"Our rule of thumb is that 30 percent of all remittances end up in spending for the real estate sector, whether it is used to buy or property or spent on housing improvement," he said.
More importantly, the trend marks a significant departure from the pattern established in previous decades where the bulk of OFW remittances was spent on consumer goods, with little left for savings and investments.
In 2006, OFWs sent back to their local beneficiaries $12.6 billion through the banking system alone. The central bank estimates that this amount is even understated by an average of 30 percent because of funds sent home through informal channels.
At the low end, this means that as much as $4.2 billion in OFW funds were spent on the real estate sector last year--a figure that will rise further, given the central bank's expectations of as much as $14 billion in remittances for 2007.
"OFWs are really the main factor driving up this market," said Antonio, whose firm has launched several projects aimed at this cash-rich sector. "In our case, at least 50 percent of our sales come from OFW [buyers]."
For other firms, this level could go to as high as 60 percent of all sales, he said.
The trend has not gone unnoticed.
Large and small real estate developers are now investing heavily in wooing expatriate Filipino buyers.

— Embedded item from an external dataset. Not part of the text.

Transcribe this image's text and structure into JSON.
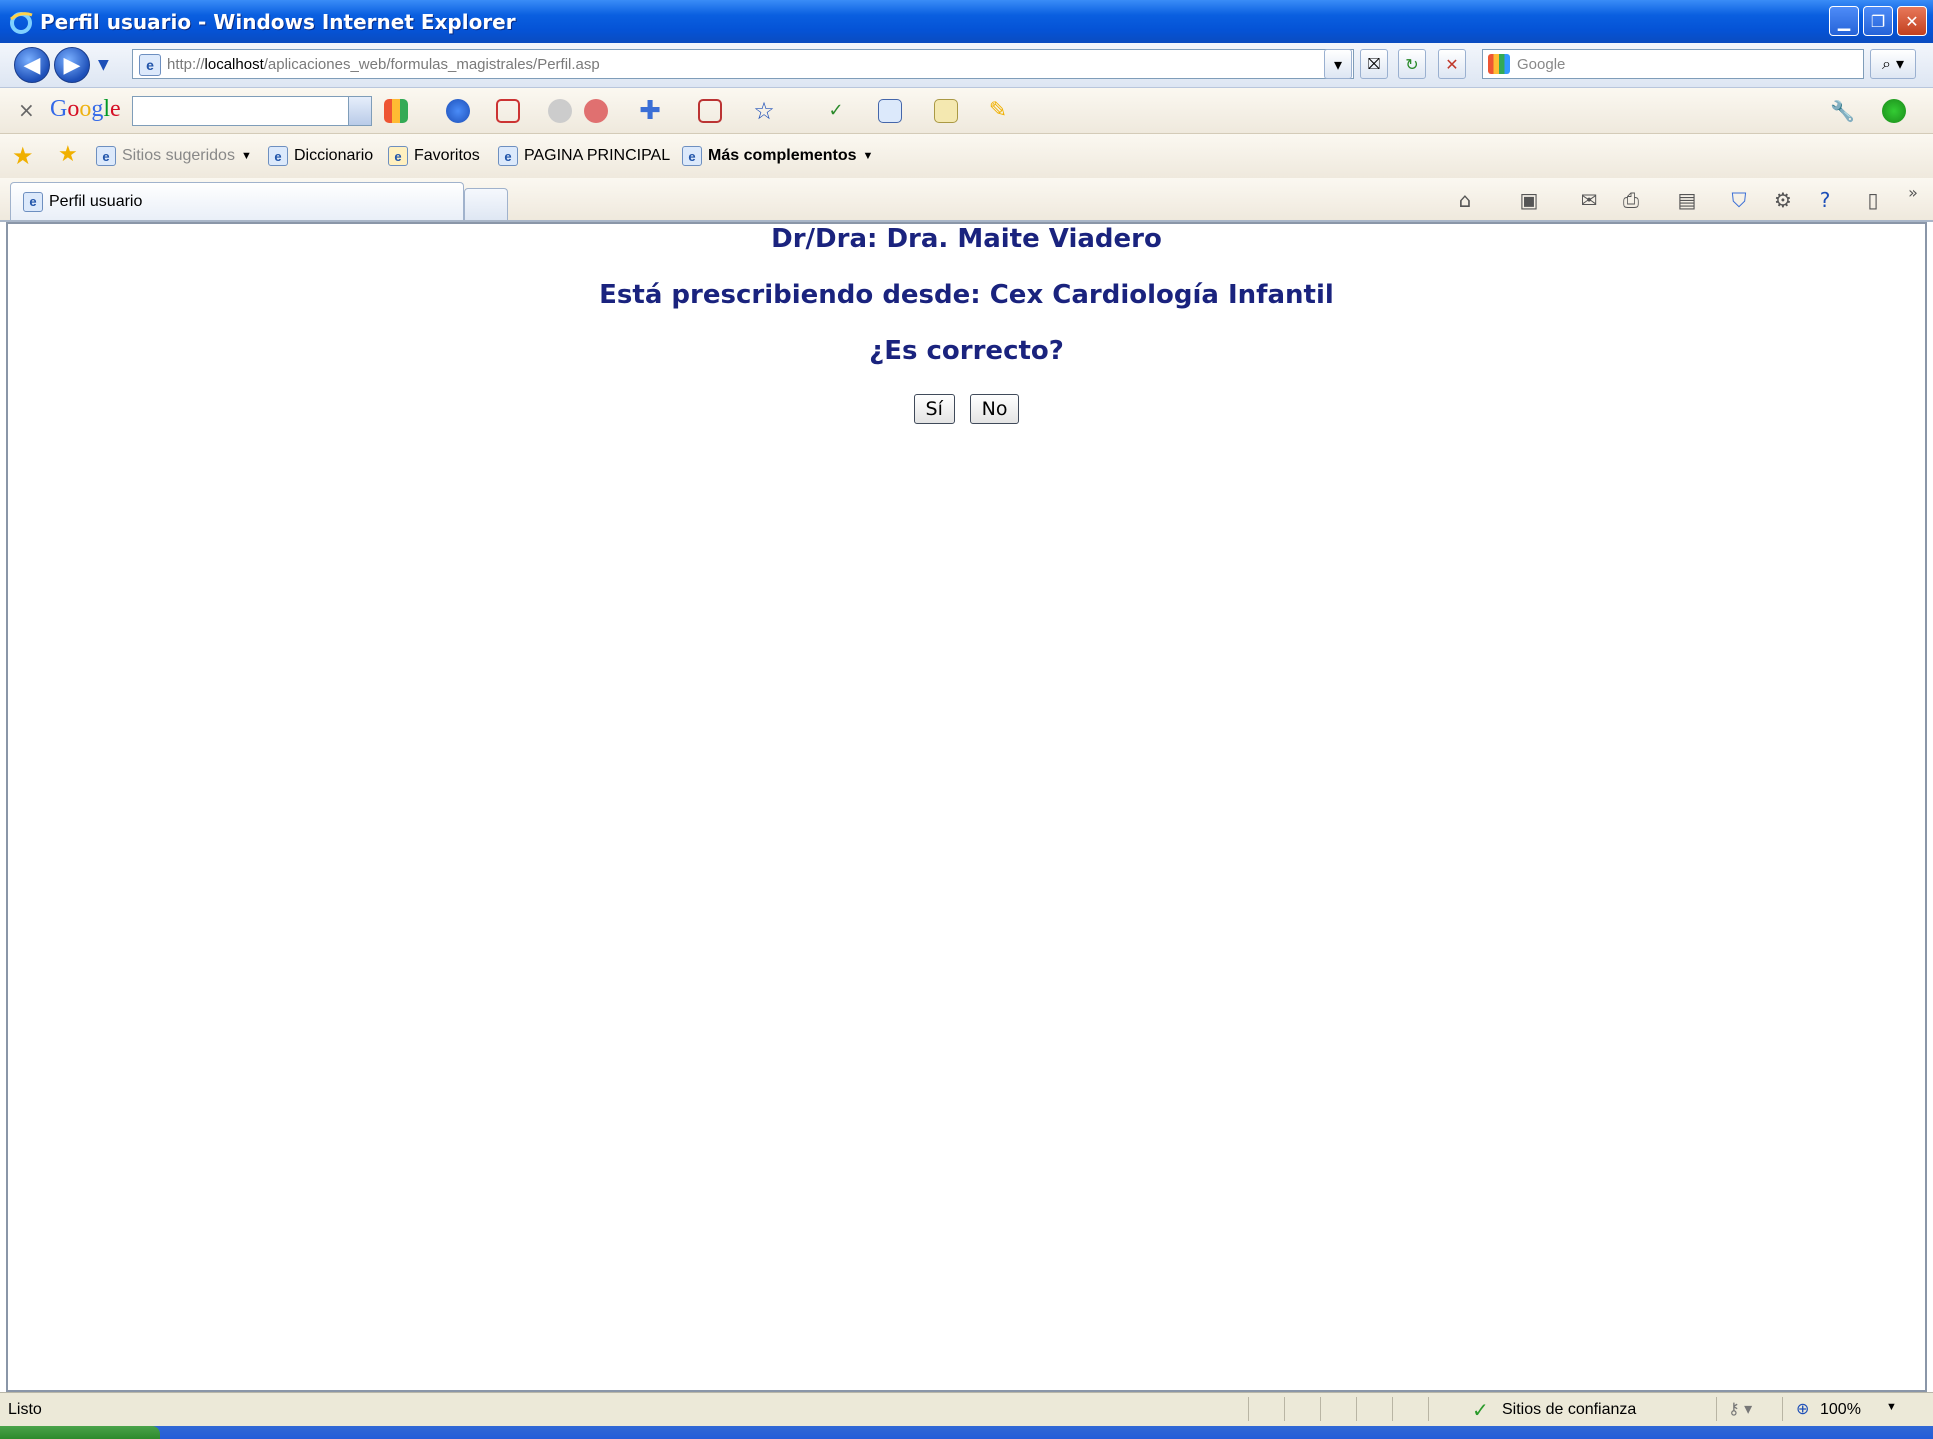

These include property blue-chip Ayala Land Inc., Megaworld Corp. and Robinsons Land Corp.
These firms embark on periodic sales tours in Europe and the US aimed at attracting Filipino buyers, some even setting up permanent sales offices in areas with high concentration of potential clients.
Indeed, the latest data from the National Statistical Coordination Board revealed that the property sector had recorded the fastest growth rate among various monitored industries in recent months.